(Component data from apps and pages)
——
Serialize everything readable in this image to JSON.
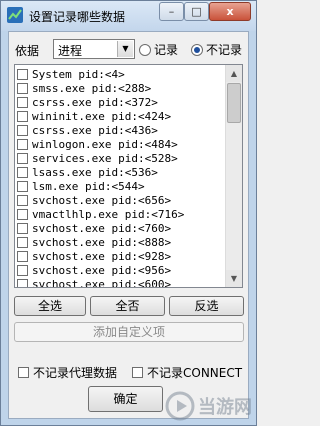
{
  "window": {
    "title": "设置记录哪些数据",
    "min_label": "–",
    "max_label": "□",
    "close_label": "x"
  },
  "filter": {
    "label": "依据",
    "select_value": "进程",
    "radio_record": "记录",
    "radio_norecord": "不记录",
    "selected": "不记录"
  },
  "process_list": [
    "System  pid:<4>",
    "smss.exe  pid:<288>",
    "csrss.exe  pid:<372>",
    "wininit.exe  pid:<424>",
    "csrss.exe  pid:<436>",
    "winlogon.exe  pid:<484>",
    "services.exe  pid:<528>",
    "lsass.exe  pid:<536>",
    "lsm.exe  pid:<544>",
    "svchost.exe  pid:<656>",
    "vmactlhlp.exe  pid:<716>",
    "svchost.exe  pid:<760>",
    "svchost.exe  pid:<888>",
    "svchost.exe  pid:<928>",
    "svchost.exe  pid:<956>",
    "svchost.exe  pid:<600>"
  ],
  "buttons": {
    "select_all": "全选",
    "select_none": "全否",
    "invert": "反选",
    "add_custom": "添加自定义项",
    "ok": "确定"
  },
  "options": {
    "no_proxy": "不记录代理数据",
    "no_connect": "不记录CONNECT"
  },
  "watermark": {
    "text": "当游网"
  }
}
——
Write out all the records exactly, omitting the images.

Serialize everything readable in this image to JSON.
{
  "window": {
    "title": "设置记录哪些数据",
    "min_label": "–",
    "max_label": "□",
    "close_label": "x"
  },
  "filter": {
    "label": "依据",
    "select_value": "进程",
    "radio_record": "记录",
    "radio_norecord": "不记录",
    "selected": "不记录"
  },
  "process_list": [
    "System  pid:<4>",
    "smss.exe  pid:<288>",
    "csrss.exe  pid:<372>",
    "wininit.exe  pid:<424>",
    "csrss.exe  pid:<436>",
    "winlogon.exe  pid:<484>",
    "services.exe  pid:<528>",
    "lsass.exe  pid:<536>",
    "lsm.exe  pid:<544>",
    "svchost.exe  pid:<656>",
    "vmactlhlp.exe  pid:<716>",
    "svchost.exe  pid:<760>",
    "svchost.exe  pid:<888>",
    "svchost.exe  pid:<928>",
    "svchost.exe  pid:<956>",
    "svchost.exe  pid:<600>"
  ],
  "buttons": {
    "select_all": "全选",
    "select_none": "全否",
    "invert": "反选",
    "add_custom": "添加自定义项",
    "ok": "确定"
  },
  "options": {
    "no_proxy": "不记录代理数据",
    "no_connect": "不记录CONNECT"
  },
  "watermark": {
    "text": "当游网"
  }
}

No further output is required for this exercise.